Sandinista officials suggest that interest in the Hasenfus case will be kept alive through the possibility of a pardon. The officials said the possibile pardon for Eugene Hasenfus would be held out as a political bargaining chip until the appropriate moment. The American flier was convicted of terrorism and related crimes Saturday and sentenced to 30 years in a Nicaraguan prison.
``Once the judicial stage of this political case is over with, then we will decide what we will do with Mr. Hasenfus,'' said Rene Nunez, minister of the presidency, just hours before the sentencing.
Both President Daniel Ortega Saavedra and Minister Nunez said Saturday that a Hasenfus pardon could not be ruled out.

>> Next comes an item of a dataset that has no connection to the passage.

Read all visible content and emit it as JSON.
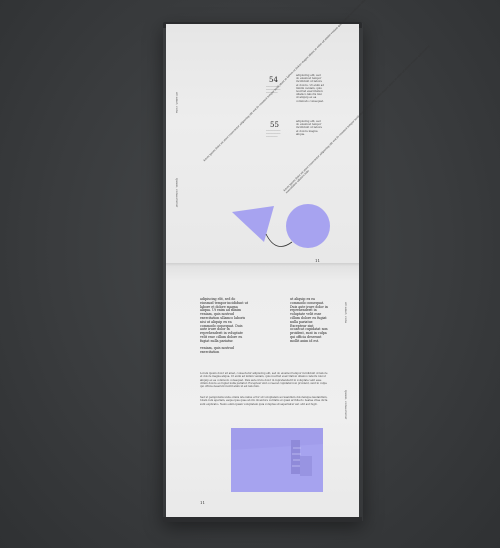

``The Hasenfus case is primarily a political case, and we are politicians. The Sandinista party has always been pragmatic and has looked for solutions that would benefit the political strategy of the revolution. We are examining the Hasenfus case from an overall political perspective, and at the appropriate moment there will be a political response,'' Nunez said.

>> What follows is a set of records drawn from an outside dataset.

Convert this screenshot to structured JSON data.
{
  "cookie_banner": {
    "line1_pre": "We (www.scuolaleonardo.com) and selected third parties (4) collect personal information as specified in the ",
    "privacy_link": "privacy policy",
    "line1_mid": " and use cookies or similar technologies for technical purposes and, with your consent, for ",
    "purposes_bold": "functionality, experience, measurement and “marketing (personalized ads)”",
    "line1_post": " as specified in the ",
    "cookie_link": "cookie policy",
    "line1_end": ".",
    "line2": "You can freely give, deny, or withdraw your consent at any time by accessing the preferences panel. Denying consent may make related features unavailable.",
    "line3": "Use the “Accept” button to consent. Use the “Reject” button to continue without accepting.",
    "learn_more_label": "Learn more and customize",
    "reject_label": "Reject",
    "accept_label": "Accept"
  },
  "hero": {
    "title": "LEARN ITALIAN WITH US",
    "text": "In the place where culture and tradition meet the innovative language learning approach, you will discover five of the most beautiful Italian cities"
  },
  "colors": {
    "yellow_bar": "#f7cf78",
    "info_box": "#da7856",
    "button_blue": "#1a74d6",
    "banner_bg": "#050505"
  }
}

Nunez declined to specify what would constitute ``the apppropriate moment,'' but he hinted at the possibility of an exchange of prisoners with the contra rebels fighting the Nicaraguan government.
At the end of the four-week trial in which defense efforts were outweighed by the evidence and by Hasenfus's confession - in which he admitted to participating in 10 supply flights into Nicaragua from the Ilopango Air Force base in El Salvador - defense attorney Enrique Sotelo Borgen called the trial ``a terrible injustice.''

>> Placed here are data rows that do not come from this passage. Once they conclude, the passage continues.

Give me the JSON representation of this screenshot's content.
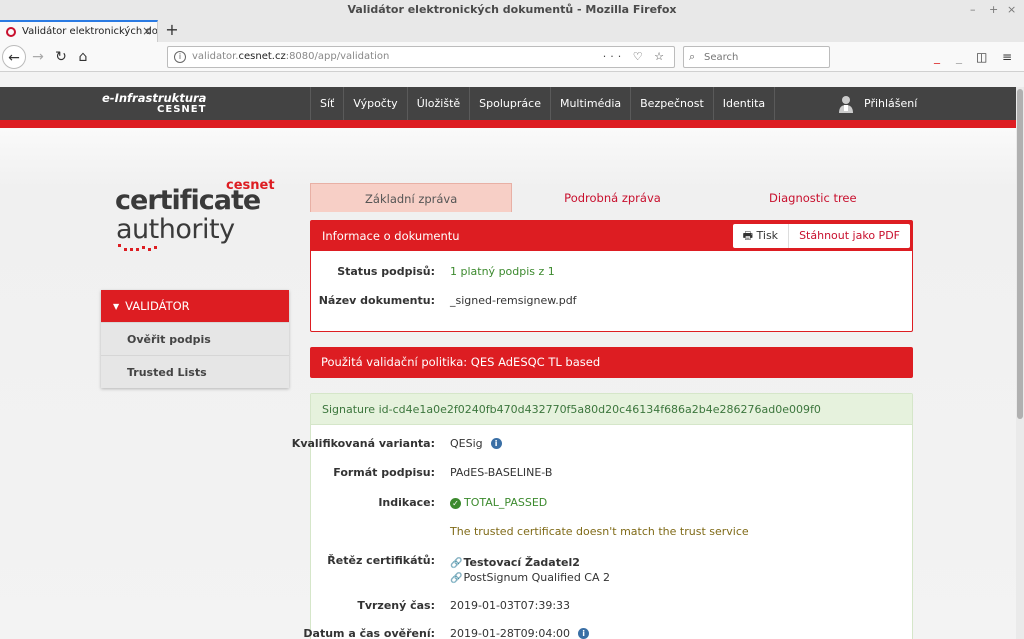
{
  "window": {
    "title": "Validátor elektronických dokumentů - Mozilla Firefox",
    "controls": [
      "–",
      "+",
      "×"
    ]
  },
  "browser": {
    "tab_title": "Validátor elektronických dokum",
    "new_tab": "+",
    "url_prefix": "validator.",
    "url_domain": "cesnet.cz",
    "url_rest": ":8080/app/validation",
    "url_icons": "···",
    "search_placeholder": "Search"
  },
  "site": {
    "logo_line1": "e-Infrastruktura",
    "logo_line2": "CESNET",
    "nav": [
      "Síť",
      "Výpočty",
      "Úložiště",
      "Spolupráce",
      "Multimédia",
      "Bezpečnost",
      "Identita"
    ],
    "login": "Přihlášení"
  },
  "ca_logo": {
    "brand": "cesnet",
    "line1": "certificate",
    "line2": "authority"
  },
  "sidebar": {
    "header": "VALIDÁTOR",
    "items": [
      "Ověřit podpis",
      "Trusted Lists"
    ]
  },
  "tabs": [
    "Základní zpráva",
    "Podrobná zpráva",
    "Diagnostic tree"
  ],
  "doc_panel": {
    "title": "Informace o dokumentu",
    "print_label": "Tisk",
    "pdf_label": "Stáhnout jako PDF",
    "status_label": "Status podpisů:",
    "status_value": "1 platný podpis z 1",
    "name_label": "Název dokumentu:",
    "name_value": "_signed-remsignew.pdf"
  },
  "policy": "Použitá validační politika: QES AdESQC TL based",
  "signature": {
    "id": "Signature id-cd4e1a0e2f0240fb470d432770f5a80d20c46134f686a2b4e286276ad0e009f0",
    "qual_label": "Kvalifikovaná varianta:",
    "qual_value": "QESig",
    "format_label": "Formát podpisu:",
    "format_value": "PAdES-BASELINE-B",
    "indication_label": "Indikace:",
    "indication_value": "TOTAL_PASSED",
    "warning": "The trusted certificate doesn't match the trust service",
    "chain_label": "Řetěz certifikátů:",
    "chain": [
      "Testovací Žadatel2",
      "PostSignum Qualified CA 2"
    ],
    "claimed_time_label": "Tvrzený čas:",
    "claimed_time_value": "2019-01-03T07:39:33",
    "validation_time_label": "Datum a čas ověření:",
    "validation_time_value": "2019-01-28T09:04:00"
  },
  "colors": {
    "brand_red": "#dd1d22",
    "header_dark": "#434343",
    "success_green": "#3c8a2e",
    "warning_olive": "#7f6a17"
  }
}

``It was a political trial, not a judicial trial, and if they give him a pardon, it will be because it suits the political strategy of the Sandinistas,'' Mr. Sotelo said.
Mr. Hasenfus had told reporters here, ``They [Sandinista officials] told me there was a big light at the end of the tunnel, and if I wanted to see that light, I should just keep talking.''
Hasenfus's statement, plus President Ortega's statement suggesting that Hasenfus might be treated leniently as ``a victim of [President] Reagan's policy,'' led to speculation of an early pardon and release. But this now seems remote.
Diplomats here speculate that perhaps Hasenfus did not keep talking to the Sandinistas' satisfaction. In his confession, Hasenfus said that the two directors of the contra supply operation were working for the United States Central Intelligence Agency. Before the trial began, he amended the confession to say that he had based this statement on hearsay from the plane's pilot who died when the aircraft was hit Oct. 5 by a surface-to-air missile over southern Nicaragua.
In his testimony, Hasenfus also said he did not realize that the identification card issued to him by the Salvadorean Air Force identified him as a US adviser. Before reading the sentence Saturday, the president of the Anti-Somocista People's Tribunals said it was the court's opinion that Hasenfus had deliberately lied about the identification card to obscure his links to the US government.
Mr. Hasenfus will seek an appeal on the case as well as a pardon from the government.